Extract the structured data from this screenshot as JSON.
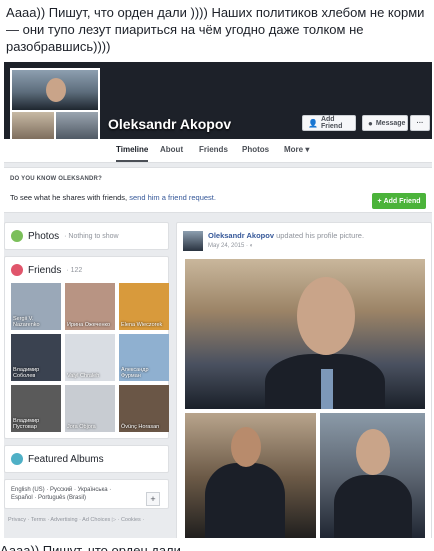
{
  "caption": "Аааа)) Пишут, что орден дали )))) Наших политиков хлебом не корми — они тупо лезут пиариться на чём угодно даже толком не разобравшись))))",
  "profile": {
    "name": "Oleksandr Akopov",
    "buttons": {
      "add_friend": "Add Friend",
      "message": "Message",
      "more": "···"
    },
    "tabs": [
      "Timeline",
      "About",
      "Friends",
      "Photos",
      "More ▾"
    ]
  },
  "know": {
    "title": "DO YOU KNOW OLEKSANDR?",
    "text": "To see what he shares with friends,",
    "link": "send him a friend request.",
    "button": "Add Friend"
  },
  "photos_box": {
    "title": "Photos",
    "subtitle": "· Nothing to show"
  },
  "friends_box": {
    "title": "Friends",
    "count": "· 122",
    "items": [
      {
        "name": "Sergii V. Nazarenko",
        "bg": "#9aa8b8"
      },
      {
        "name": "Ирина Ожеченко",
        "bg": "#b89483"
      },
      {
        "name": "Elena Wieczorek",
        "bg": "#d89a3c"
      },
      {
        "name": "Владимир Соболев",
        "bg": "#3a4250"
      },
      {
        "name": "Valyl Chraleh",
        "bg": "#d9dde3"
      },
      {
        "name": "Александр Фурман",
        "bg": "#8fb0d0"
      },
      {
        "name": "Владимир Пустовар",
        "bg": "#5a5a5a"
      },
      {
        "name": "Jora Objora",
        "bg": "#c8ccd2"
      },
      {
        "name": "Övünç Horasan",
        "bg": "#6a5646"
      }
    ]
  },
  "albums_box": {
    "title": "Featured Albums"
  },
  "languages": {
    "text": "English (US) · Русский · Українська · Español · Português (Brasil)",
    "plus": "+"
  },
  "footer": "Privacy · Terms · Advertising · Ad Choices ▷ · Cookies ·",
  "post": {
    "author": "Oleksandr Akopov",
    "action": "updated his profile picture.",
    "date": "May 24, 2015 · ◐"
  },
  "bottom_text": "Аааа))  Пишут, что орден дали"
}
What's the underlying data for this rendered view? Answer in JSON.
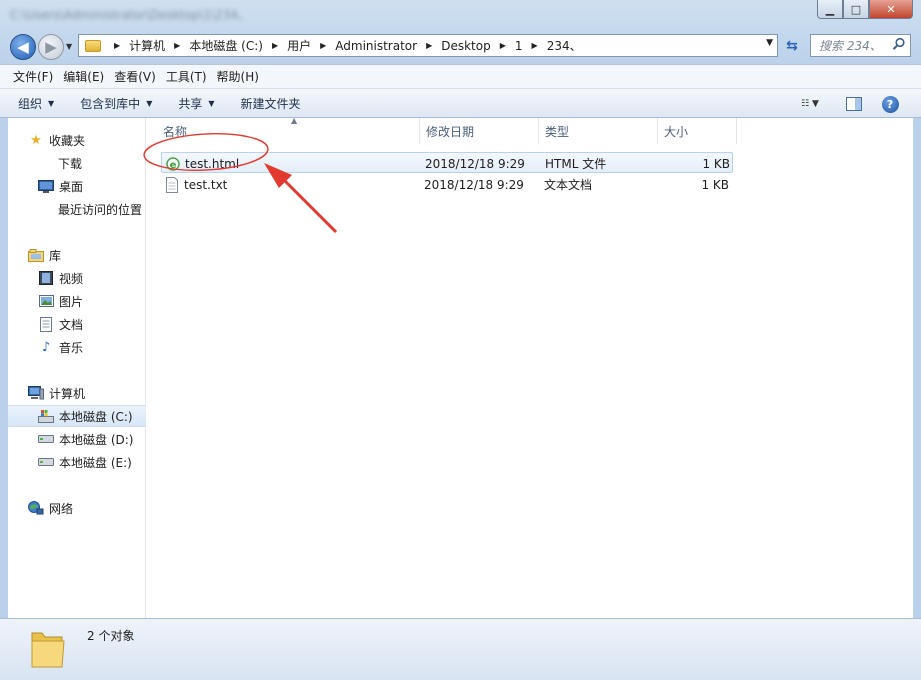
{
  "window": {
    "title": "C:\\Users\\Administrator\\Desktop\\1\\234、",
    "minimize_glyph": "▁",
    "maximize_glyph": "□",
    "close_glyph": "✕"
  },
  "nav": {
    "back_glyph": "◀",
    "forward_glyph": "▶",
    "recent_glyph": "▼",
    "breadcrumbs": [
      "计算机",
      "本地磁盘 (C:)",
      "用户",
      "Administrator",
      "Desktop",
      "1",
      "234、"
    ],
    "breadcrumb_sep": "▶",
    "dropdown_glyph": "▼",
    "refresh_glyph": "⇆",
    "search_placeholder": "搜索 234、"
  },
  "menu": [
    "文件(F)",
    "编辑(E)",
    "查看(V)",
    "工具(T)",
    "帮助(H)"
  ],
  "toolbar": {
    "organize": "组织",
    "include_in_library": "包含到库中",
    "share": "共享",
    "new_folder": "新建文件夹",
    "caret": "▼",
    "view_glyph": "☷ ▼",
    "help_glyph": "?"
  },
  "sidebar": {
    "favorites": {
      "label": "收藏夹",
      "items": [
        "下载",
        "桌面",
        "最近访问的位置"
      ]
    },
    "libraries": {
      "label": "库",
      "items": [
        "视频",
        "图片",
        "文档",
        "音乐"
      ]
    },
    "computer": {
      "label": "计算机",
      "items": [
        "本地磁盘 (C:)",
        "本地磁盘 (D:)",
        "本地磁盘 (E:)"
      ],
      "selected_index": 0
    },
    "network": {
      "label": "网络"
    }
  },
  "file_list": {
    "sort_glyph": "▲",
    "columns": [
      "名称",
      "修改日期",
      "类型",
      "大小"
    ],
    "rows": [
      {
        "name": "test.html",
        "date": "2018/12/18 9:29",
        "type": "HTML 文件",
        "size": "1 KB",
        "icon": "ie-html-icon"
      },
      {
        "name": "test.txt",
        "date": "2018/12/18 9:29",
        "type": "文本文档",
        "size": "1 KB",
        "icon": "text-file-icon"
      }
    ]
  },
  "status": {
    "text": "2 个对象"
  },
  "colors": {
    "annotation": "#e23a2e",
    "accent": "#1e5fb5",
    "selection": "#d7e6f7"
  }
}
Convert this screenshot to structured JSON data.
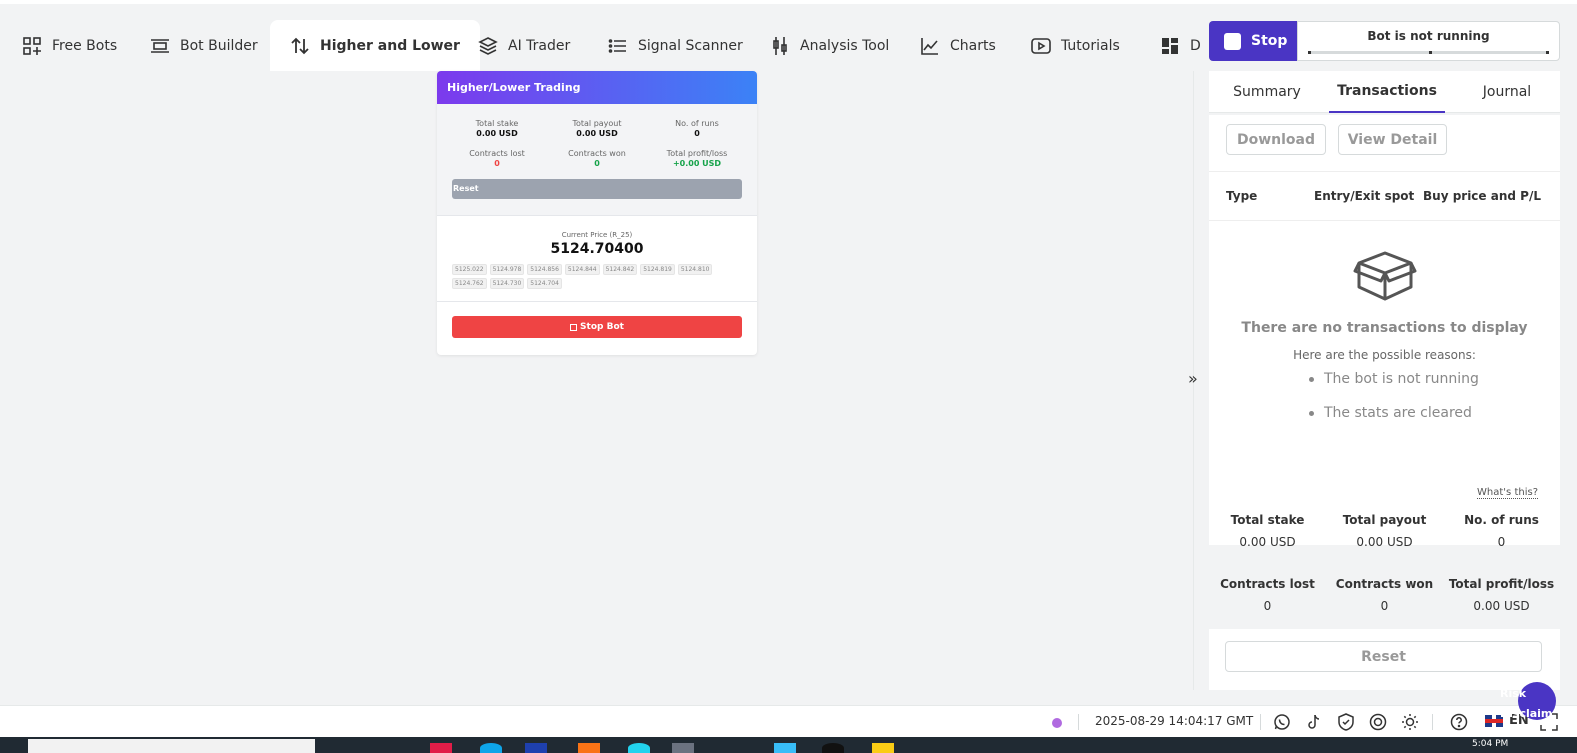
{
  "tabs": [
    {
      "label": "Free Bots",
      "icon": "grid-plus-icon"
    },
    {
      "label": "Bot Builder",
      "icon": "builder-icon"
    },
    {
      "label": "Higher and Lower",
      "icon": "up-down-arrows-icon",
      "active": true
    },
    {
      "label": "AI Trader",
      "icon": "layers-icon"
    },
    {
      "label": "Signal Scanner",
      "icon": "list-icon"
    },
    {
      "label": "Analysis Tool",
      "icon": "candles-icon"
    },
    {
      "label": "Charts",
      "icon": "line-chart-icon"
    },
    {
      "label": "Tutorials",
      "icon": "play-icon"
    },
    {
      "label": "Das",
      "icon": "dashboard-icon"
    }
  ],
  "run_panel": {
    "stop_label": "Stop",
    "status": "Bot is not running"
  },
  "right_panel": {
    "tabs": [
      "Summary",
      "Transactions",
      "Journal"
    ],
    "active_tab": "Transactions",
    "download_label": "Download",
    "view_detail_label": "View Detail",
    "columns": [
      "Type",
      "Entry/Exit spot",
      "Buy price and P/L"
    ],
    "empty_title": "There are no transactions to display",
    "empty_subtitle": "Here are the possible reasons:",
    "reasons": [
      "The bot is not running",
      "The stats are cleared"
    ],
    "whats_this": "What's this?",
    "stats": [
      {
        "label": "Total stake",
        "value": "0.00 USD"
      },
      {
        "label": "Total payout",
        "value": "0.00 USD"
      },
      {
        "label": "No. of runs",
        "value": "0"
      },
      {
        "label": "Contracts lost",
        "value": "0"
      },
      {
        "label": "Contracts won",
        "value": "0"
      },
      {
        "label": "Total profit/loss",
        "value": "0.00 USD"
      }
    ],
    "reset_label": "Reset"
  },
  "card": {
    "title": "Higher/Lower Trading",
    "stats": [
      {
        "label": "Total stake",
        "value": "0.00 USD"
      },
      {
        "label": "Total payout",
        "value": "0.00 USD"
      },
      {
        "label": "No. of runs",
        "value": "0"
      },
      {
        "label": "Contracts lost",
        "value": "0"
      },
      {
        "label": "Contracts won",
        "value": "0"
      },
      {
        "label": "Total profit/loss",
        "value": "+0.00 USD"
      }
    ],
    "reset_label": "Reset",
    "price_label": "Current Price (R_25)",
    "price": "5124.70400",
    "ticks": [
      "5125.022",
      "5124.978",
      "5124.856",
      "5124.844",
      "5124.842",
      "5124.819",
      "5124.810",
      "5124.762",
      "5124.730",
      "5124.704"
    ],
    "stop_label": "Stop Bot",
    "colors": {
      "gradient_start": "#7c3aed",
      "gradient_end": "#3b82f6",
      "stop": "#ef4444",
      "lost": "#ef4444",
      "won": "#16a34a"
    }
  },
  "footer": {
    "timestamp": "2025-08-29 14:04:17 GMT",
    "language": "EN",
    "icons": [
      "whatsapp-icon",
      "tiktok-icon",
      "shield-check-icon",
      "responsible-trading-icon",
      "theme-icon",
      "help-icon",
      "fullscreen-icon"
    ]
  },
  "risk_label": "Risk\nDisclaim",
  "taskbar": {
    "time": "5:04 PM"
  },
  "colors": {
    "accent": "#4a35c4",
    "status_dot": "#b06ae0"
  }
}
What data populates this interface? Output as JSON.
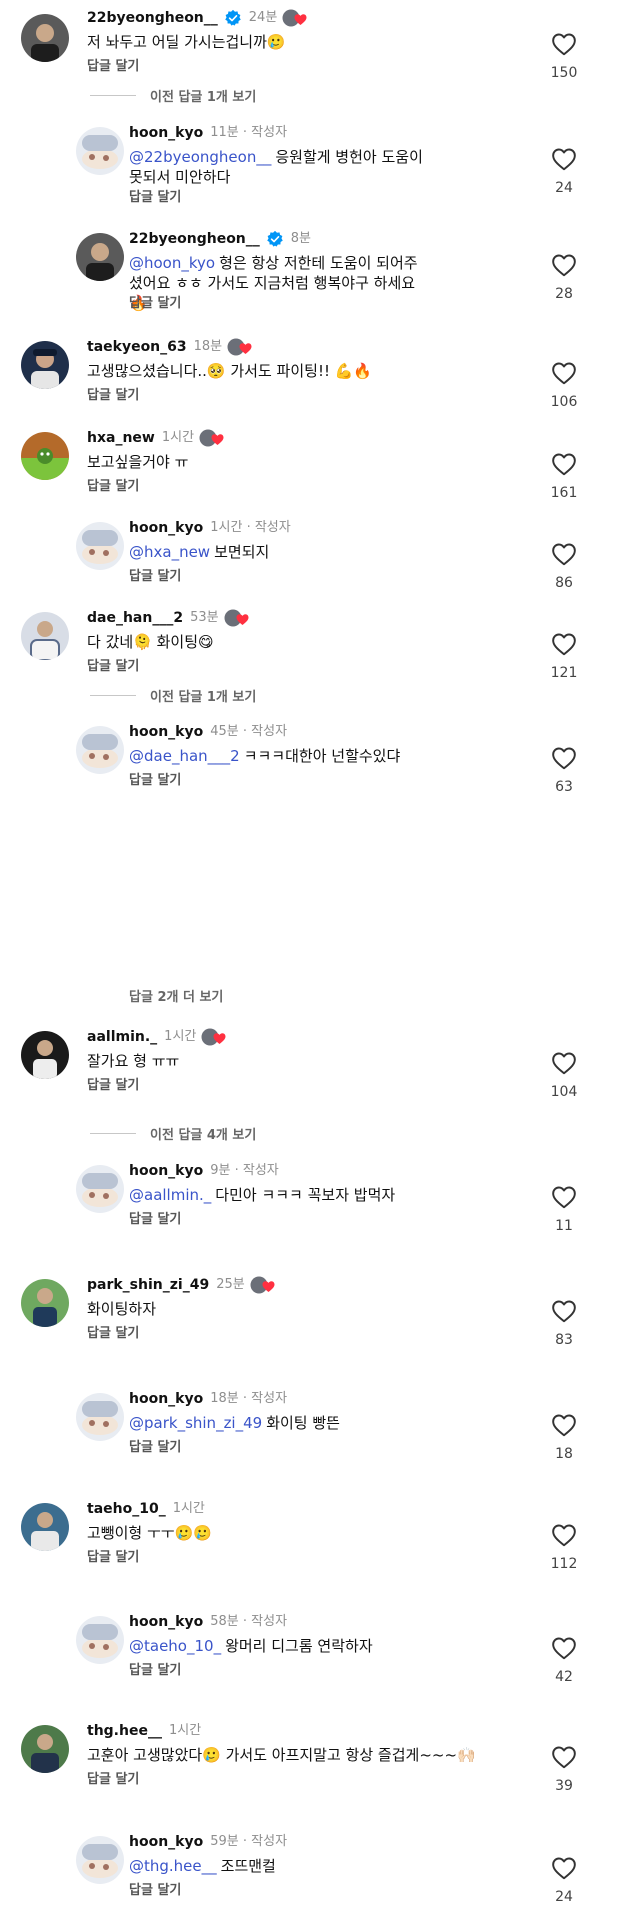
{
  "comments": [
    {
      "username": "22byeongheon__",
      "time": "24분",
      "verified": true,
      "badge": true,
      "text": "저 놔두고 어딜 가시는겁니까🥲",
      "reply": "답글 달기",
      "likes": "150"
    },
    {
      "username": "hoon_kyo",
      "time": "11분",
      "author": "작성자",
      "mention": "@22byeongheon__",
      "text": "응원할게 병헌아 도움이 못되서 미안하다",
      "reply": "답글 달기",
      "likes": "24"
    },
    {
      "username": "22byeongheon__",
      "time": "8분",
      "verified": true,
      "mention": "@hoon_kyo",
      "text": "형은 항상 저한테 도움이 되어주셨어요 ㅎㅎ 가서도 지금처럼 행복야구 하세요🔥",
      "reply": "답글 달기",
      "likes": "28"
    },
    {
      "username": "taekyeon_63",
      "time": "18분",
      "badge": true,
      "text": "고생많으셨습니다..🥺 가서도 파이팅!! 💪🔥",
      "reply": "답글 달기",
      "likes": "106"
    },
    {
      "username": "hxa_new",
      "time": "1시간",
      "badge": true,
      "text": "보고싶을거야 ㅠ",
      "reply": "답글 달기",
      "likes": "161"
    },
    {
      "username": "hoon_kyo",
      "time": "1시간",
      "author": "작성자",
      "mention": "@hxa_new",
      "text": "보면되지",
      "reply": "답글 달기",
      "likes": "86"
    },
    {
      "username": "dae_han___2",
      "time": "53분",
      "badge": true,
      "text": "다 갔네🫠 화이팅😋",
      "reply": "답글 달기",
      "likes": "121"
    },
    {
      "username": "hoon_kyo",
      "time": "45분",
      "author": "작성자",
      "mention": "@dae_han___2",
      "text": "ㅋㅋㅋ대한아 넌할수있댜",
      "reply": "답글 달기",
      "likes": "63"
    },
    {
      "username": "aallmin._",
      "time": "1시간",
      "badge": true,
      "text": "잘가요 형 ㅠㅠ",
      "reply": "답글 달기",
      "likes": "104"
    },
    {
      "username": "hoon_kyo",
      "time": "9분",
      "author": "작성자",
      "mention": "@aallmin._",
      "text": "다민아 ㅋㅋㅋ 꼭보자 밥먹자",
      "reply": "답글 달기",
      "likes": "11"
    },
    {
      "username": "park_shin_zi_49",
      "time": "25분",
      "badge": true,
      "text": "화이팅하자",
      "reply": "답글 달기",
      "likes": "83"
    },
    {
      "username": "hoon_kyo",
      "time": "18분",
      "author": "작성자",
      "mention": "@park_shin_zi_49",
      "text": "화이팅 빵뜬",
      "reply": "답글 달기",
      "likes": "18"
    },
    {
      "username": "taeho_10_",
      "time": "1시간",
      "text": "고뺑이형 ㅜㅜ🥲🥲",
      "reply": "답글 달기",
      "likes": "112"
    },
    {
      "username": "hoon_kyo",
      "time": "58분",
      "author": "작성자",
      "mention": "@taeho_10_",
      "text": "왕머리 디그롬 연락하자",
      "reply": "답글 달기",
      "likes": "42"
    },
    {
      "username": "thg.hee__",
      "time": "1시간",
      "text": "고훈아 고생많았다🥲 가서도 아프지말고 항상 즐겁게~~~🙌🏻",
      "reply": "답글 달기",
      "likes": "39"
    },
    {
      "username": "hoon_kyo",
      "time": "59분",
      "author": "작성자",
      "mention": "@thg.hee__",
      "text": "조뜨맨컬",
      "reply": "답글 달기",
      "likes": "24"
    }
  ],
  "expanders": {
    "e1": "이전 답글 1개 보기",
    "e2": "이전 답글 1개 보기",
    "e3": "답글 2개 더 보기",
    "e4": "이전 답글 4개 보기"
  },
  "colors": {
    "mention": "#3a54c9",
    "verified": "#0095f6",
    "badge_heart": "#ff3040"
  }
}
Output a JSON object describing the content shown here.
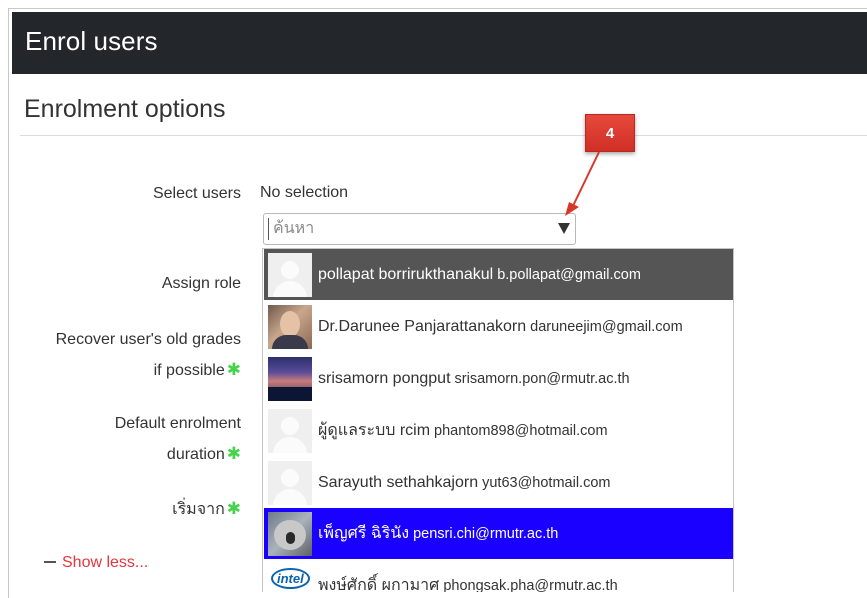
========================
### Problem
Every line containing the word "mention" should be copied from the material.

### Written response
      "mention": "@22byeongheon__",
      "mention": "@hoon_kyo",
      "mention": "@hxa_new",
      "mention": "@dae_han___2",
      "mention": "@aallmin._",
      "mention": "@park_shin_zi_49",
      "mention": "@taeho_10_",
      "mention": "@thg.hee__",
    "mention": "#3a54c9",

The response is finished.